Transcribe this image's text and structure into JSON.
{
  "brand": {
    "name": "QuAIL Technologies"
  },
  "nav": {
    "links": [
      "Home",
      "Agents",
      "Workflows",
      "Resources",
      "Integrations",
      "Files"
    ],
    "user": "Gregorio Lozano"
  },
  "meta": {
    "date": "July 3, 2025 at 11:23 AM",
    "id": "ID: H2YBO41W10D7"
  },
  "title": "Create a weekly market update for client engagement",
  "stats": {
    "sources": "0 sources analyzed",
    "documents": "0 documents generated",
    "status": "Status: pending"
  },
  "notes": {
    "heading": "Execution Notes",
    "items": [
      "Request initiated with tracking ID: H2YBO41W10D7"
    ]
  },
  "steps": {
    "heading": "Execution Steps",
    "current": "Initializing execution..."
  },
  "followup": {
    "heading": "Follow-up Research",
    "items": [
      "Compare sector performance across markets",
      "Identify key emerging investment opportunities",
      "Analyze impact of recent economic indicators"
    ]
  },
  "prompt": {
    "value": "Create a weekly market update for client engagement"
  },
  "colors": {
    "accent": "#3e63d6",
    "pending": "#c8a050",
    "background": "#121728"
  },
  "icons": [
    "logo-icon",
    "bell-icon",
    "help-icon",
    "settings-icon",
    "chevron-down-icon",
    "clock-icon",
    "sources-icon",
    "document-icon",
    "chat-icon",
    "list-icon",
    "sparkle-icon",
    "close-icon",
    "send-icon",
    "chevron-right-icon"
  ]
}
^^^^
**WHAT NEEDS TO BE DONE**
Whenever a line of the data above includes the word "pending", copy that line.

**THE COMPLETED TASK**
    "status": "Status: pending"
    "pending": "#c8a050",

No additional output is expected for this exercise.